Monday, January 31, 2011

Which Cutting Board Material Is Best?

Inlaid Wooden Cutting Board
   Many people in the pro-wood camp point to a study conducted by Ak, Cliver and Kaspar in 1994 at the University of California at Davis Food Safety Laboratory that seemed to suggest that wood possesses anti-microbial properties and that surface bacteria die within minutes. In reality, their findings were that the bacteria actually were drawn into the wood through capillary action. Once inside the wood, the bacteria no longer reproduced and eventually died off.

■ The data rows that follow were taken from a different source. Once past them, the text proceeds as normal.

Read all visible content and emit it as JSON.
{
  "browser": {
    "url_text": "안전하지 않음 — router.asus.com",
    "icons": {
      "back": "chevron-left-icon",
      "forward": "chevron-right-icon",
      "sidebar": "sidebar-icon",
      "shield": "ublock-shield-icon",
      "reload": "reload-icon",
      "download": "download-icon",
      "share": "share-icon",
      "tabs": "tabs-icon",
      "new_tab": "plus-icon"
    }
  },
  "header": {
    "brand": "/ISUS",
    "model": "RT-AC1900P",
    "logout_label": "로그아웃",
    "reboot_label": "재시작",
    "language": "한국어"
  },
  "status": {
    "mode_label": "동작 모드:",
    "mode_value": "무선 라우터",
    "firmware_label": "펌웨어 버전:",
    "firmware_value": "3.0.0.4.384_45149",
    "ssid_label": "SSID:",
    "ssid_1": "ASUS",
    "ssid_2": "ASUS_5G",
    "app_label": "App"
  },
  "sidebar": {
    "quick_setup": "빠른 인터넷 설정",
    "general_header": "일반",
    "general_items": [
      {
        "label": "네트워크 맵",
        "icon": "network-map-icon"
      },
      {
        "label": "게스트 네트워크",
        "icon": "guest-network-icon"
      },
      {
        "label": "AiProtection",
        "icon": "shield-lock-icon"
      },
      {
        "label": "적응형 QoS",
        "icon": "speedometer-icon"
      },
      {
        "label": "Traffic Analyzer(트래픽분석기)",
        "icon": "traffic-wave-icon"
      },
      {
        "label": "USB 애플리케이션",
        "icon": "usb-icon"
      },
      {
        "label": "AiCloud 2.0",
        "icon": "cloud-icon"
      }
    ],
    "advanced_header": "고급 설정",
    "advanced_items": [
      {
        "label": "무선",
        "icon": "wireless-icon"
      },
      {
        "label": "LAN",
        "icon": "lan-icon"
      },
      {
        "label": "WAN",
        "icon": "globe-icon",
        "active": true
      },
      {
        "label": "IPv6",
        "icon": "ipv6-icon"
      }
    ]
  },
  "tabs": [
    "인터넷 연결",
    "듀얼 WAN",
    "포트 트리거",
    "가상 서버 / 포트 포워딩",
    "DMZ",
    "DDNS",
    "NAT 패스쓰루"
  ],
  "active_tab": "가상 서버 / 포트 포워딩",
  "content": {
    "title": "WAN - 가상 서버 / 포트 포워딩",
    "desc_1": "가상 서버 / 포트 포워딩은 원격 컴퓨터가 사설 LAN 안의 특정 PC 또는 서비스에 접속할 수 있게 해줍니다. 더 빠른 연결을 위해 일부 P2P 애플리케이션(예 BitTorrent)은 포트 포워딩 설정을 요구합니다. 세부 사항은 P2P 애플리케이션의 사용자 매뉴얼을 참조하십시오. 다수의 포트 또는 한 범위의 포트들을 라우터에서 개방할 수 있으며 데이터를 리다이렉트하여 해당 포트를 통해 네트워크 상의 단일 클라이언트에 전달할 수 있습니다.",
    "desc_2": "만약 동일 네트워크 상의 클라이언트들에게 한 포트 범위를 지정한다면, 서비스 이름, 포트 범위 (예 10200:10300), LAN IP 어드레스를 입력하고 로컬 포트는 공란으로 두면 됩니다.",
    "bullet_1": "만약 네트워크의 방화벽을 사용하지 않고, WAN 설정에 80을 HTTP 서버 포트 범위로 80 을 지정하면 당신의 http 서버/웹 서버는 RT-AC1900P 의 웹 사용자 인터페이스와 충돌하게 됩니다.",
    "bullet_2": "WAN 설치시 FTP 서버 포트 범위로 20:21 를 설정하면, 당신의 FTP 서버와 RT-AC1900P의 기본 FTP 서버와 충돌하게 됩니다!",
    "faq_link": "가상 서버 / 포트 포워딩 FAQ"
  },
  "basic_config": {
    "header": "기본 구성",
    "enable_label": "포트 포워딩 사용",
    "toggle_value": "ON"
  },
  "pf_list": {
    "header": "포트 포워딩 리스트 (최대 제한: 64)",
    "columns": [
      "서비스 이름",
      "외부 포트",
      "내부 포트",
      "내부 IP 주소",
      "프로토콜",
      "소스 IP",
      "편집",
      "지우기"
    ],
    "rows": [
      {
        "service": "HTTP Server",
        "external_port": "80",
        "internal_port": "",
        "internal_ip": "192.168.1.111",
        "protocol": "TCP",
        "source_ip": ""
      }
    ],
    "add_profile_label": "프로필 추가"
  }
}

   Another argument in favor of wood is that, since wood is porous and allows bacteria to retreat into the grain where it is trapped and dies, there is actually more of a chance of getting bacterial contamination from a non-porous, plastic cutting board.
   While you should certainly throw away an old plastic cutting board that has knife cuts all over it, you can plane or sand down a thick wooden cutting board and be good to go for years to come. Wood is considered a “warm” material, and having a wooden cutting board on display in your kitchen can enhance the feeling of warmth and welcome and give even a modern kitchen a hint of rustic charm.
  A final check mark in the pro-wood box is sheer longevity and tradition. Wooden boards have been used by people for hundreds and hundreds of years. High quality wooden boards can be heirlooms passed down from generation to generation.

1 comment:

  1. Well, I'm pleased to know all of that. I love my wood cutting boards but wondered about the food safety issue. I sometimes think we get too phobic about things and forget that people had gotten along pretty well before.